Pictures aside, write out the data exactly as it reads.

Web page and app entries
[Start of Attachment]

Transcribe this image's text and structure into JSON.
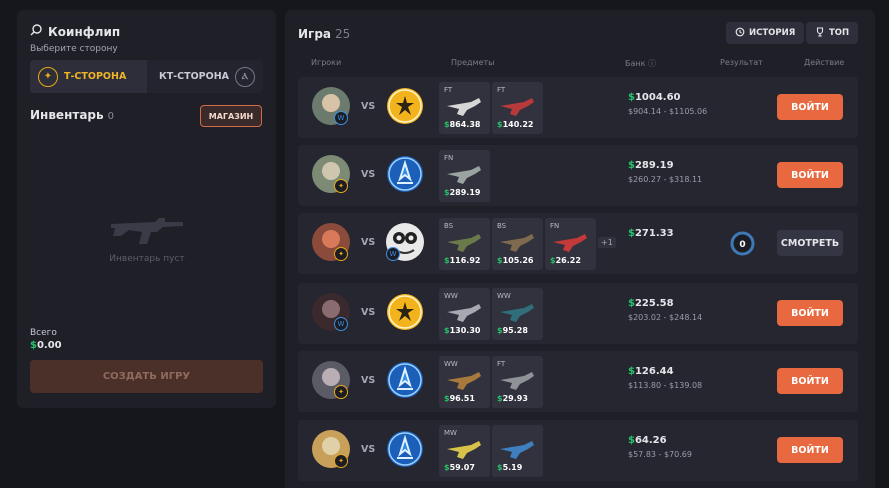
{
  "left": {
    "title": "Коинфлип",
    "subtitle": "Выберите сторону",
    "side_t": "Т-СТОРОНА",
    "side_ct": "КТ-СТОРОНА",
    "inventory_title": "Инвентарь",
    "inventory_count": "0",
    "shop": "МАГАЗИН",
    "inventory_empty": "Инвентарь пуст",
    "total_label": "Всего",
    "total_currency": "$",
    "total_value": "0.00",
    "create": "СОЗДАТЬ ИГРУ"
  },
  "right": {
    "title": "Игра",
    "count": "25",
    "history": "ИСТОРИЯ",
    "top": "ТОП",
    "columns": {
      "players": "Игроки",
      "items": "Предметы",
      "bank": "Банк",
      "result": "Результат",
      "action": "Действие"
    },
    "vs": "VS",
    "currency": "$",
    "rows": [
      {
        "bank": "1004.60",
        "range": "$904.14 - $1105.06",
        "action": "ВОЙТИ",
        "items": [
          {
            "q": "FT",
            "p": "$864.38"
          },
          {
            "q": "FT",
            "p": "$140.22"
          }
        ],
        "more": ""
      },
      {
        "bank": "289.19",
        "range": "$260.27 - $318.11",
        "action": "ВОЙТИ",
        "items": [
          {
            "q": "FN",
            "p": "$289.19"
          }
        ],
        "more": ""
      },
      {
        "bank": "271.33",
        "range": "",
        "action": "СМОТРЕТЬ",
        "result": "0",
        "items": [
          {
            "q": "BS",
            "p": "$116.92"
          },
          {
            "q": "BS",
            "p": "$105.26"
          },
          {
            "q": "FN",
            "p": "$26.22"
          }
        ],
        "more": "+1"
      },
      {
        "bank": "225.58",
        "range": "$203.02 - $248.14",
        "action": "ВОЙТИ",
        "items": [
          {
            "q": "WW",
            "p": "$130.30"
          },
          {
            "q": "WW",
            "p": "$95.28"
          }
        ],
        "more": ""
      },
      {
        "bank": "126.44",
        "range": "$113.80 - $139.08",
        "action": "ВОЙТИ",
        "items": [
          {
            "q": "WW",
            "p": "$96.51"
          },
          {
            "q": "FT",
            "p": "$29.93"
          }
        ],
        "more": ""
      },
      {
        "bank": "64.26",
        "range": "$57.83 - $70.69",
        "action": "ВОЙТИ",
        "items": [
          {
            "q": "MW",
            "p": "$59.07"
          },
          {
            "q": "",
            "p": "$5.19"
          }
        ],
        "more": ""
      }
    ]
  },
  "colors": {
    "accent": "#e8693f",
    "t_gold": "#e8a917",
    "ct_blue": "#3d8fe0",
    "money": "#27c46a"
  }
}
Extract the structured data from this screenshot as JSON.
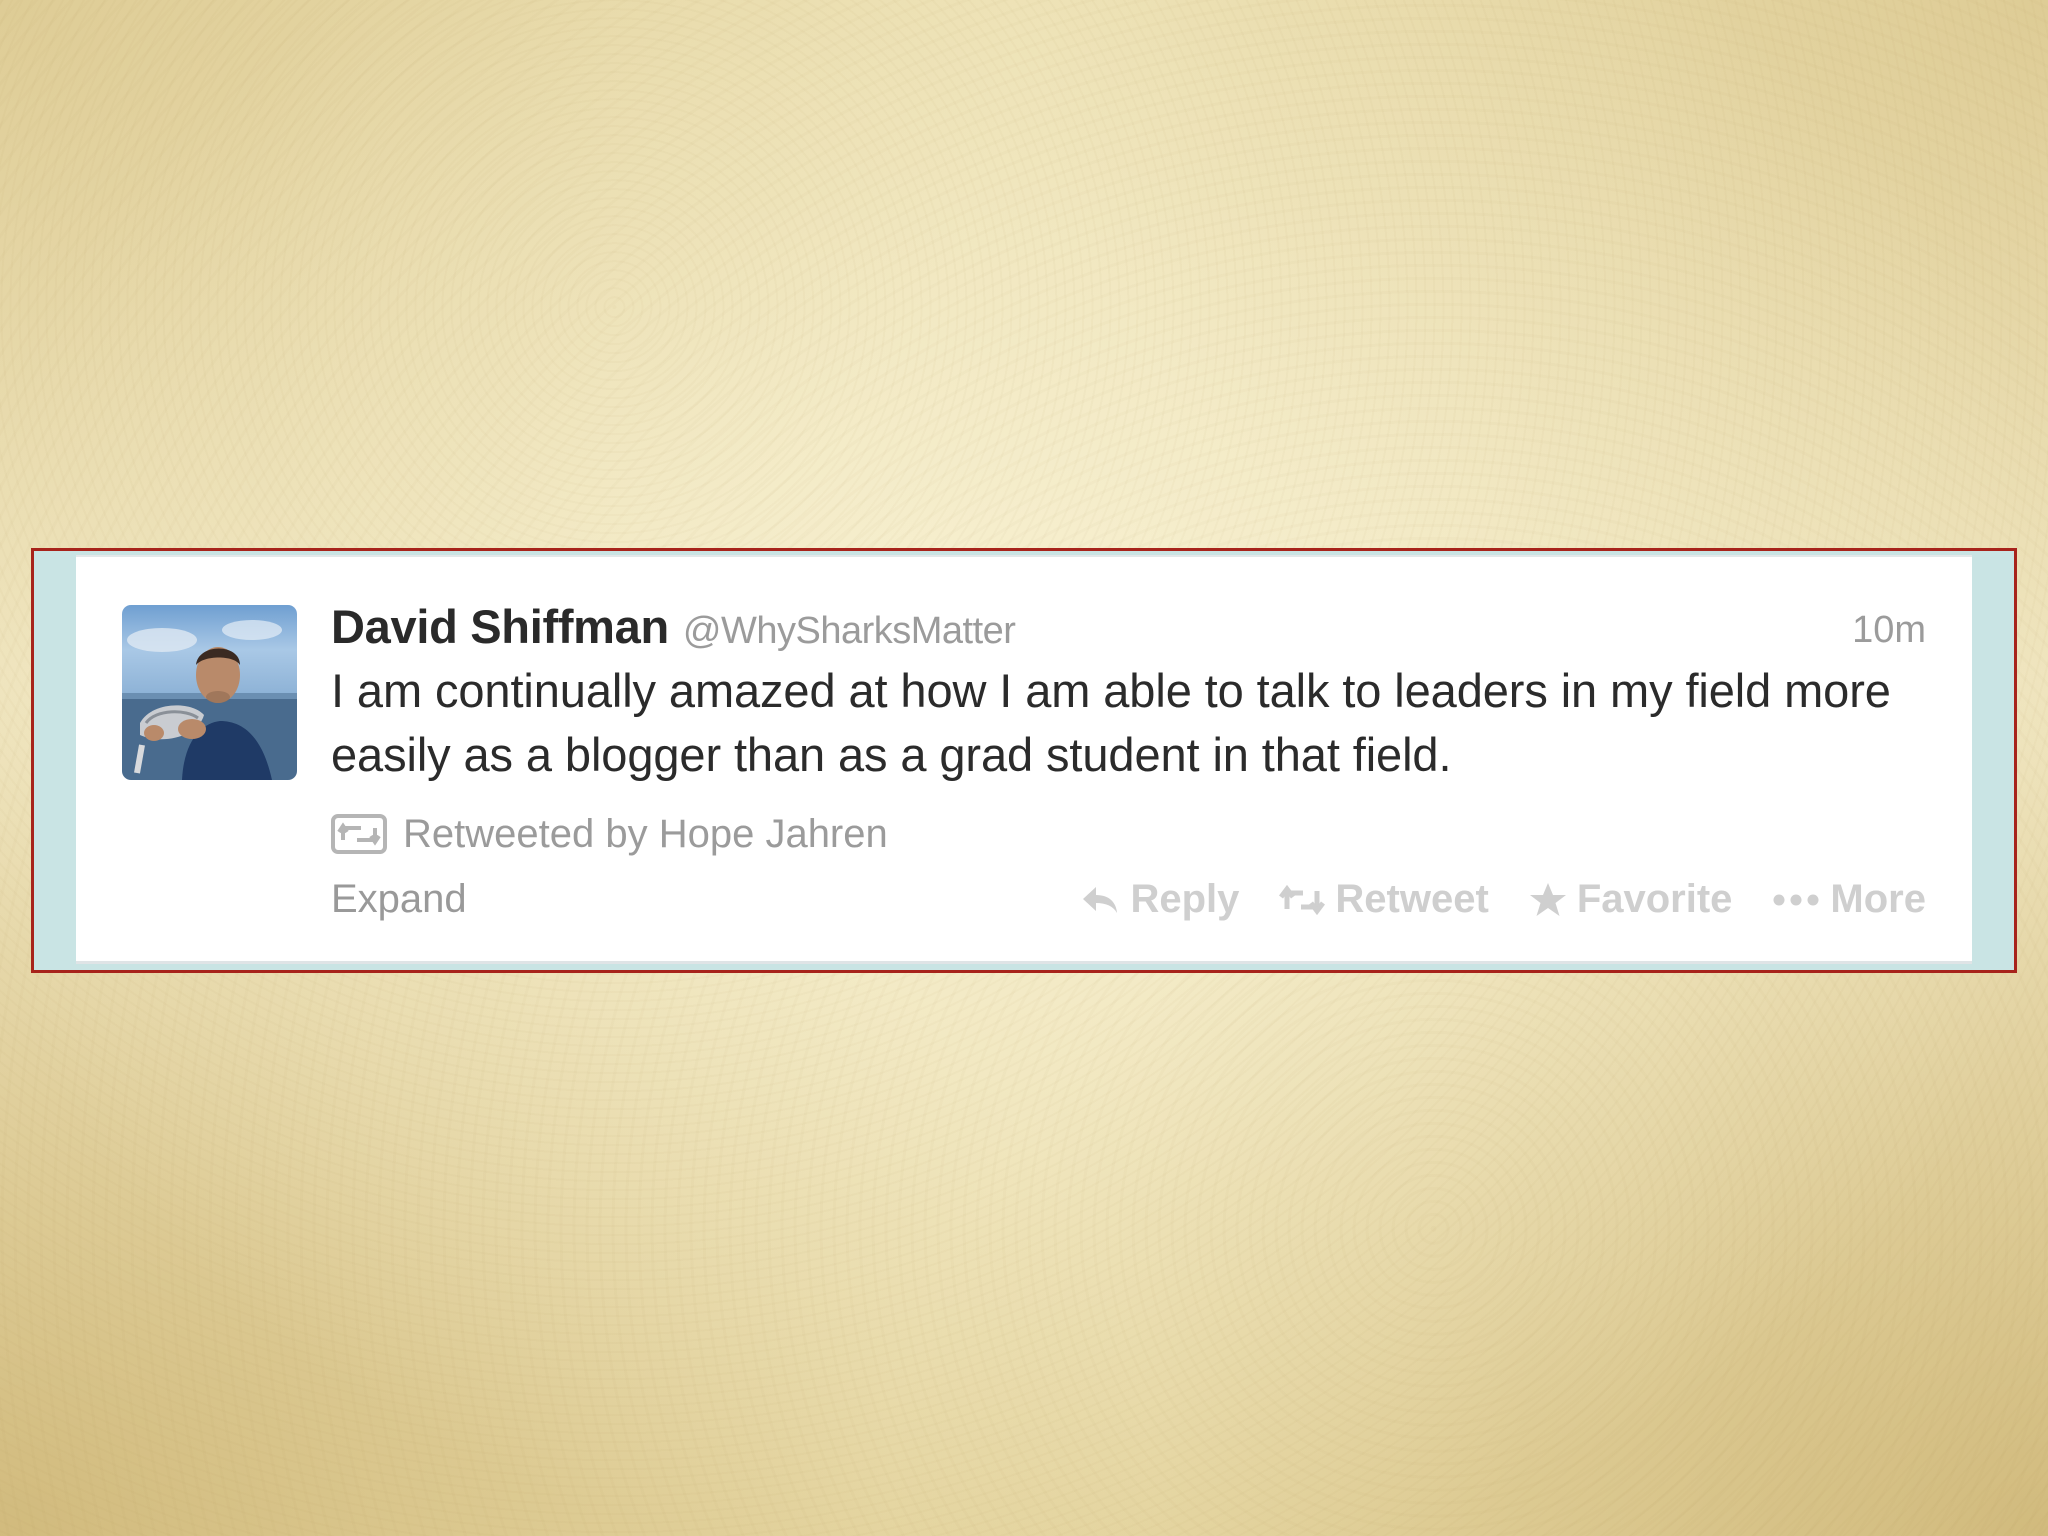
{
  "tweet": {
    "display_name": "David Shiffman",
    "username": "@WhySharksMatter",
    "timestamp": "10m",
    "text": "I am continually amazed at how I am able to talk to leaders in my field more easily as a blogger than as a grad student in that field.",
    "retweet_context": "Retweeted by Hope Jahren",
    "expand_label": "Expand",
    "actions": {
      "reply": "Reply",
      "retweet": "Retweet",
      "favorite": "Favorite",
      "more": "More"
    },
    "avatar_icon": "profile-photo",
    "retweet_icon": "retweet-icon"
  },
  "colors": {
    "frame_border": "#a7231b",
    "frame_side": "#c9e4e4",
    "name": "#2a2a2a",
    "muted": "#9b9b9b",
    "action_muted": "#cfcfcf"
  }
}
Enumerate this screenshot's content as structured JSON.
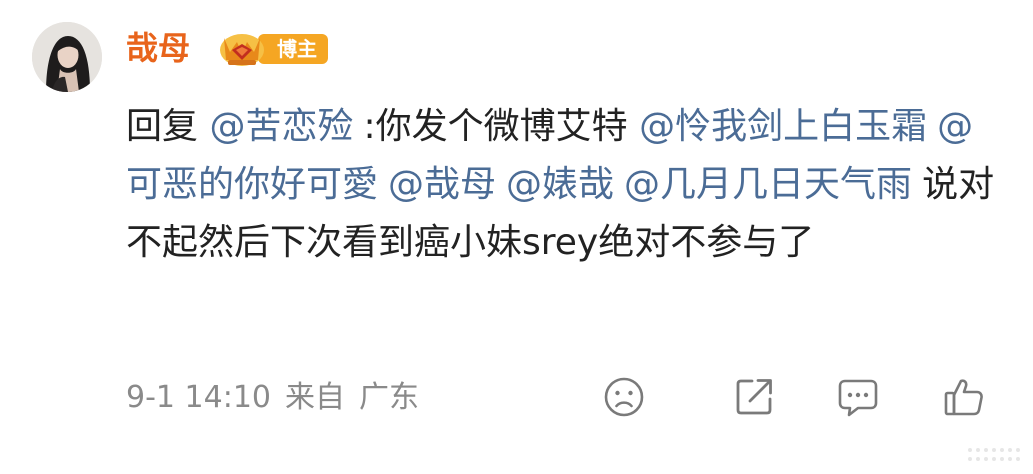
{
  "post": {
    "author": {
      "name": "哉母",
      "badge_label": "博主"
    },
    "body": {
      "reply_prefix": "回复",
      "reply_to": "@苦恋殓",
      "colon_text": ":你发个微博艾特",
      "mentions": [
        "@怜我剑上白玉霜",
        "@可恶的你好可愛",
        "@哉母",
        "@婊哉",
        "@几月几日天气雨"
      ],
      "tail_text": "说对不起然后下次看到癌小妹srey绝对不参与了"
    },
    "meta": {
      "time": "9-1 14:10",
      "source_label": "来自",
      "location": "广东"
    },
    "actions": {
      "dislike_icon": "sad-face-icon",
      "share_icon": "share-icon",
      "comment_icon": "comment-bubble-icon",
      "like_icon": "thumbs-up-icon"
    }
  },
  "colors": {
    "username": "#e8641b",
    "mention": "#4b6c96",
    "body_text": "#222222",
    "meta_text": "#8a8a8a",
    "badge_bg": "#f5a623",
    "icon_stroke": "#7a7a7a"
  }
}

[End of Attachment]

**OUTPUT**
Transcribe this image's text and structure into JSON.
{
  "left": {
    "title": "Коинфлип",
    "subtitle": "Выберите сторону",
    "side_t": "Т-СТОРОНА",
    "side_ct": "КТ-СТОРОНА",
    "inventory_title": "Инвентарь",
    "inventory_count": "0",
    "shop": "МАГАЗИН",
    "inventory_empty": "Инвентарь пуст",
    "total_label": "Всего",
    "total_currency": "$",
    "total_value": "0.00",
    "create": "СОЗДАТЬ ИГРУ"
  },
  "right": {
    "title": "Игра",
    "count": "25",
    "history": "ИСТОРИЯ",
    "top": "ТОП",
    "columns": {
      "players": "Игроки",
      "items": "Предметы",
      "bank": "Банк",
      "result": "Результат",
      "action": "Действие"
    },
    "vs": "VS",
    "currency": "$",
    "rows": [
      {
        "bank": "1004.60",
        "range": "$904.14 - $1105.06",
        "action": "ВОЙТИ",
        "items": [
          {
            "q": "FT",
            "p": "$864.38"
          },
          {
            "q": "FT",
            "p": "$140.22"
          }
        ],
        "more": ""
      },
      {
        "bank": "289.19",
        "range": "$260.27 - $318.11",
        "action": "ВОЙТИ",
        "items": [
          {
            "q": "FN",
            "p": "$289.19"
          }
        ],
        "more": ""
      },
      {
        "bank": "271.33",
        "range": "",
        "action": "СМОТРЕТЬ",
        "result": "0",
        "items": [
          {
            "q": "BS",
            "p": "$116.92"
          },
          {
            "q": "BS",
            "p": "$105.26"
          },
          {
            "q": "FN",
            "p": "$26.22"
          }
        ],
        "more": "+1"
      },
      {
        "bank": "225.58",
        "range": "$203.02 - $248.14",
        "action": "ВОЙТИ",
        "items": [
          {
            "q": "WW",
            "p": "$130.30"
          },
          {
            "q": "WW",
            "p": "$95.28"
          }
        ],
        "more": ""
      },
      {
        "bank": "126.44",
        "range": "$113.80 - $139.08",
        "action": "ВОЙТИ",
        "items": [
          {
            "q": "WW",
            "p": "$96.51"
          },
          {
            "q": "FT",
            "p": "$29.93"
          }
        ],
        "more": ""
      },
      {
        "bank": "64.26",
        "range": "$57.83 - $70.69",
        "action": "ВОЙТИ",
        "items": [
          {
            "q": "MW",
            "p": "$59.07"
          },
          {
            "q": "",
            "p": "$5.19"
          }
        ],
        "more": ""
      }
    ]
  },
  "colors": {
    "accent": "#e8693f",
    "t_gold": "#e8a917",
    "ct_blue": "#3d8fe0",
    "money": "#27c46a"
  }
}
Extract the structured data from this screenshot as JSON.
{
  "tweet": {
    "display_name": "David Shiffman",
    "username": "@WhySharksMatter",
    "timestamp": "10m",
    "text": "I am continually amazed at how I am able to talk to leaders in my field more easily as a blogger than as a grad student in that field.",
    "retweet_context": "Retweeted by Hope Jahren",
    "expand_label": "Expand",
    "actions": {
      "reply": "Reply",
      "retweet": "Retweet",
      "favorite": "Favorite",
      "more": "More"
    },
    "avatar_icon": "profile-photo",
    "retweet_icon": "retweet-icon"
  },
  "colors": {
    "frame_border": "#a7231b",
    "frame_side": "#c9e4e4",
    "name": "#2a2a2a",
    "muted": "#9b9b9b",
    "action_muted": "#cfcfcf"
  }
}
Enumerate this screenshot's content as structured JSON.
{
  "post": {
    "author": {
      "name": "哉母",
      "badge_label": "博主"
    },
    "body": {
      "reply_prefix": "回复",
      "reply_to": "@苦恋殓",
      "colon_text": ":你发个微博艾特",
      "mentions": [
        "@怜我剑上白玉霜",
        "@可恶的你好可愛",
        "@哉母",
        "@婊哉",
        "@几月几日天气雨"
      ],
      "tail_text": "说对不起然后下次看到癌小妹srey绝对不参与了"
    },
    "meta": {
      "time": "9-1 14:10",
      "source_label": "来自",
      "location": "广东"
    },
    "actions": {
      "dislike_icon": "sad-face-icon",
      "share_icon": "share-icon",
      "comment_icon": "comment-bubble-icon",
      "like_icon": "thumbs-up-icon"
    }
  },
  "colors": {
    "username": "#e8641b",
    "mention": "#4b6c96",
    "body_text": "#222222",
    "meta_text": "#8a8a8a",
    "badge_bg": "#f5a623",
    "icon_stroke": "#7a7a7a"
  }
}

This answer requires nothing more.